Most small businesses took advantage of all the benefits that were made available to them, including the( EIDL, PPP, and unemployment benefits). Now all the benefits are being approved together, and it’s difficult to know how they will all work together. There has been no information provided as to how these programs are going to complement one another as of yet.
However, we do have knowledge that EIDL funds can’t be used for losses that are compensated by other sources. Other sources include but are not limited to:
- Proceeds of policies of insurance or other indemnifications
- Grants or other reimbursements (including loans) from government agencies or private organizations
- Claims for civil liability against other individuals, organizations or governmental entities
- Salvage (including any sale or re-use) of items of damaged property
PPP funds have been included in the category of grants or other reimbursements. The government has made it clear that you can have both types of loans if they are being used for different expenses or “not for the same purpose.” It’s a good idea to keep these funds separate.
The EIDL funds can then be used for your other operating expenses.
It’s still not clear how these funds are going to affect your ability to receive the Pandemic Unemployment Assistance (PUA). The only knowledge we have received from the treasury states “you should be aware that participation in the PPP may affect your eligibility for state-administered unemployment compensation or unemployment assistance programs, including the programs authorized by Title II, Subtitle A of the CARES Act, or CARES Act Employee Retention Credits.”
It is best to avoid double-dipping, as in most states, you must certify your income every two weeks. If you’re using these funds for payroll, you must let them know.
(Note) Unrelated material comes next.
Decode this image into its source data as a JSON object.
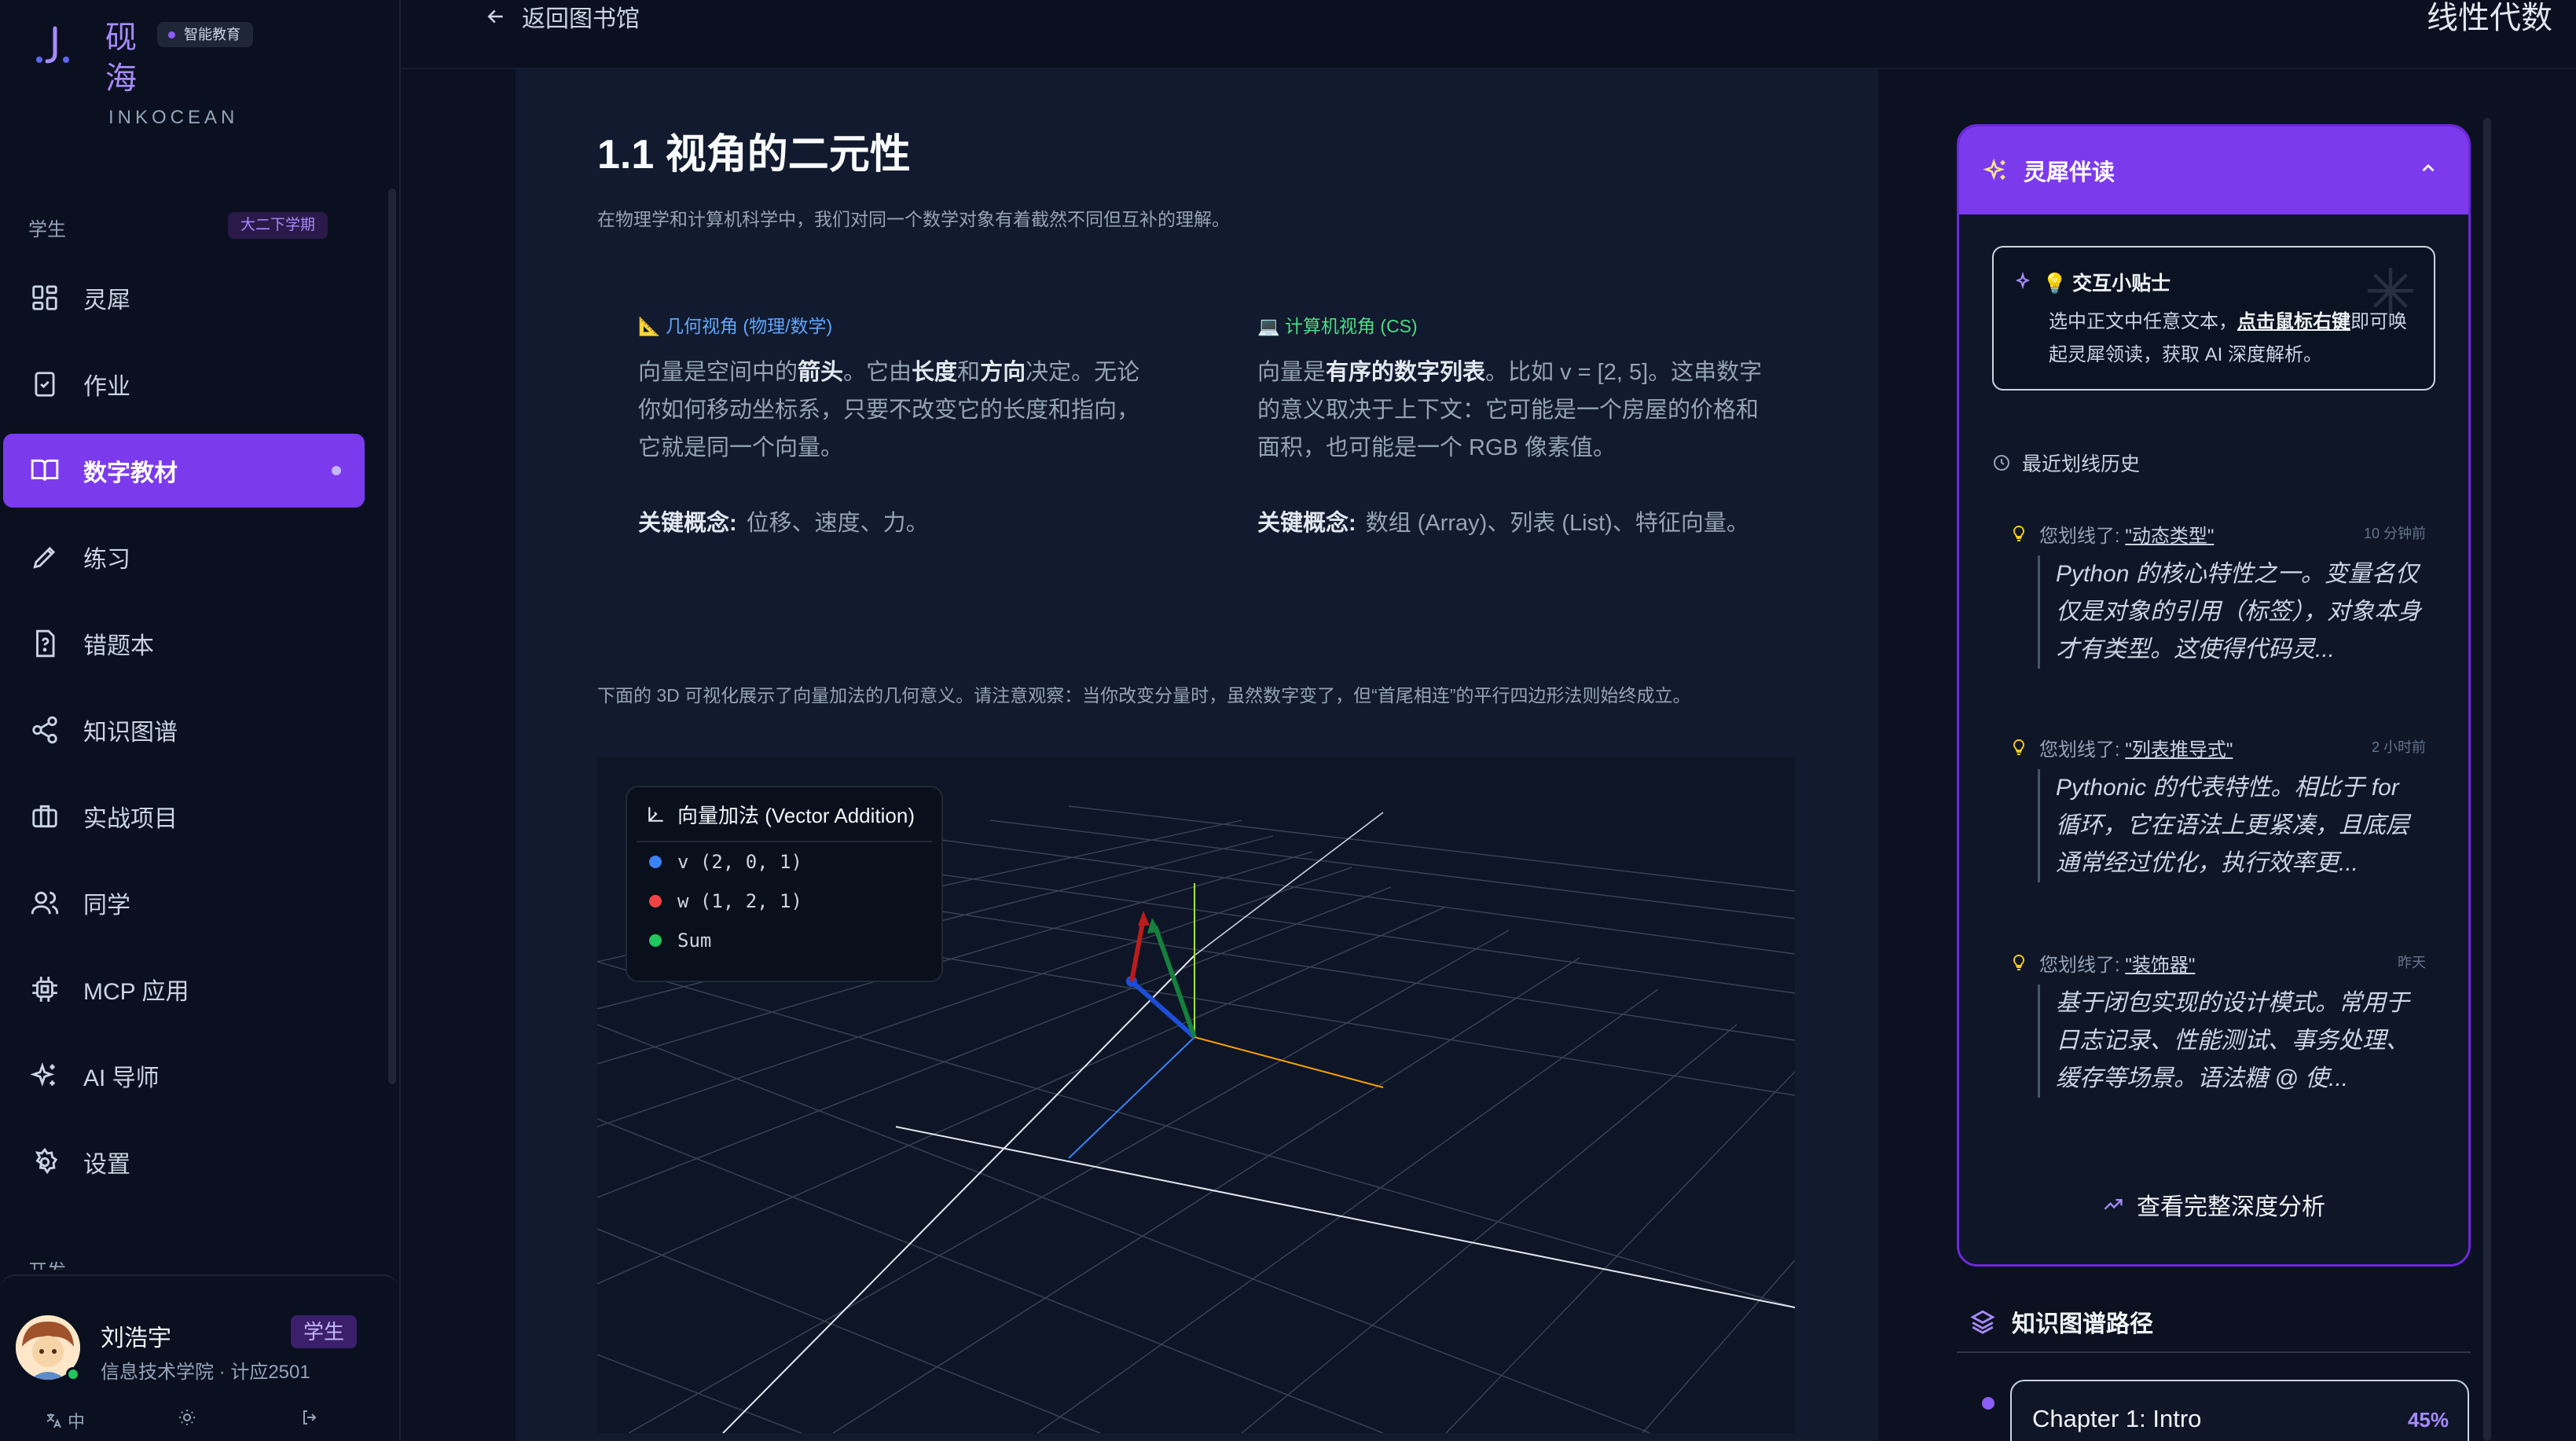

In the EIDL loan documents, the SBA states that it will use “its sole to discretion determine whether any such compensation from other sources is a duplication of the benefits.” So you must keep good records.
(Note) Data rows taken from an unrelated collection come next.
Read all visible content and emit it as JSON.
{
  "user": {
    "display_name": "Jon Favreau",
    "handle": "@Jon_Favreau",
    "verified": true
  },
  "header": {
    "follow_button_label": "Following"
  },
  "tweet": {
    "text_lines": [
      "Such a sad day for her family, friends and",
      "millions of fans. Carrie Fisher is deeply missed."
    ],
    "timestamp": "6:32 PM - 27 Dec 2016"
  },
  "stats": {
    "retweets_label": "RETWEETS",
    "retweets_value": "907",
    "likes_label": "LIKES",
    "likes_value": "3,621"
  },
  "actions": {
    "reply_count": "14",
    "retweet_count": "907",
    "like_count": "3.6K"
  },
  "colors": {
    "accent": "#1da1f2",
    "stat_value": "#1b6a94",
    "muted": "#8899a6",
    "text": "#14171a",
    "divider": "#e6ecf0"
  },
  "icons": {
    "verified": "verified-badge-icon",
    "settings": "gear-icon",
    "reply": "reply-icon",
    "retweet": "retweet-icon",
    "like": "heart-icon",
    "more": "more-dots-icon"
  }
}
Just like the PPP , the EIDLs also has certain requirements that it must adhere to. You should read them all carefully before you accept the loan
. Here were some that stood out to us:
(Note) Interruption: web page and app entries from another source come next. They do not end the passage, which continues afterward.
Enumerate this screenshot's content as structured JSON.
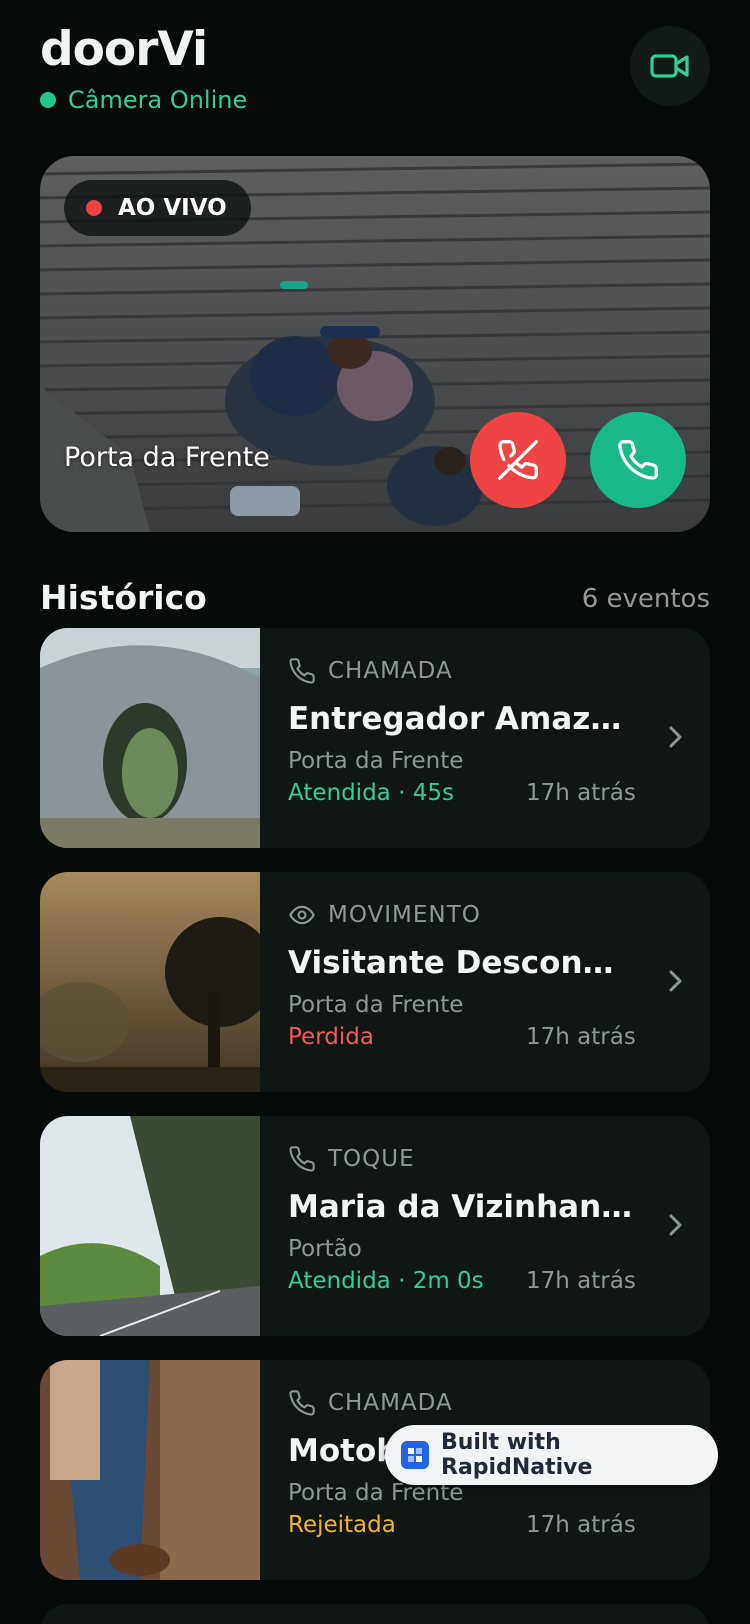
{
  "header": {
    "app_title": "doorVi",
    "status": "Câmera Online",
    "camera_icon": "video-camera-icon"
  },
  "live": {
    "badge": "AO VIVO",
    "location": "Porta da Frente",
    "decline_icon": "phone-off-icon",
    "accept_icon": "phone-icon"
  },
  "history": {
    "title": "Histórico",
    "count": "6 eventos",
    "items": [
      {
        "type": "CHAMADA",
        "type_icon": "phone-icon",
        "title": "Entregador Amazon",
        "location": "Porta da Frente",
        "status": "Atendida · 45s",
        "status_color": "#2fcf95",
        "time": "17h atrás"
      },
      {
        "type": "MOVIMENTO",
        "type_icon": "eye-icon",
        "title": "Visitante Desconhecido",
        "location": "Porta da Frente",
        "status": "Perdida",
        "status_color": "#f05a5a",
        "time": "17h atrás"
      },
      {
        "type": "TOQUE",
        "type_icon": "phone-icon",
        "title": "Maria da Vizinhança",
        "location": "Portão",
        "status": "Atendida · 2m 0s",
        "status_color": "#2fcf95",
        "time": "17h atrás"
      },
      {
        "type": "CHAMADA",
        "type_icon": "phone-icon",
        "title": "Motob",
        "location": "Porta da Frente",
        "status": "Rejeitada",
        "status_color": "#f2b52a",
        "time": "17h atrás"
      }
    ]
  },
  "watermark": "Built with RapidNative"
}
- There has been no substantial adverse change in the Borrower’s financial condition (and organization, in case of a business borrower) since the date of the application for this Loan. (Adverse changes include, but are not limited to: judgment liens, tax liens, mechanic’s liens, bankruptcy, financial reverses, arrest or conviction of a felony, etc.).
- No claim or application for any other compensation for disaster losses has been submitted to or requested of any source, and no such other compensation has been received, other than that which Borrower has fully disclosed to SBA.
- Borrower certifies that no fees have been paid, directly or indirectly, to any representative (attorney, accountant, etc.) for services provided or to be provided in connection with applying for or closing this Loan, other than those reported on the Loan Application. All fees not approved by SBA are prohibited.
For loans that had been over $150,000, the SBA requires recipients to agree to the following conditions:
- Appropriated funds may NOT be used for lobbying.
- The payment of non-federal funds for lobbying must be reported on Form SF-LLL.
- The language of this certification must be incorporated into all contracts and subcontracts exceeding $100,000.
- All contractors and subcontractors with contracts exceeding $100,000 are required to certify and disclose accordingly.
If you answer any of these questions dishonestly you may be subjected to civil and/or criminal penalties.
A Way Ahead for Small Businesses
The EIDL is a life raft to companies struggling to stay afloat. Main street has been hit hard by the coronavirus pandemic, and a lot of small businesses have been forced to close their doors. These loans provides financial relief and breathing room at a critical time.
If you have a small business that is struggling right now, help is on the way. The Federal Government and SBA have really stepped up with some comprehensive programs to help you not only survive this crisis, but thrive. If you are still in need of assistance, or need help navigating all of these programs, please give me a call at (732)759-5114 or email me at email@example.com. I am here to help.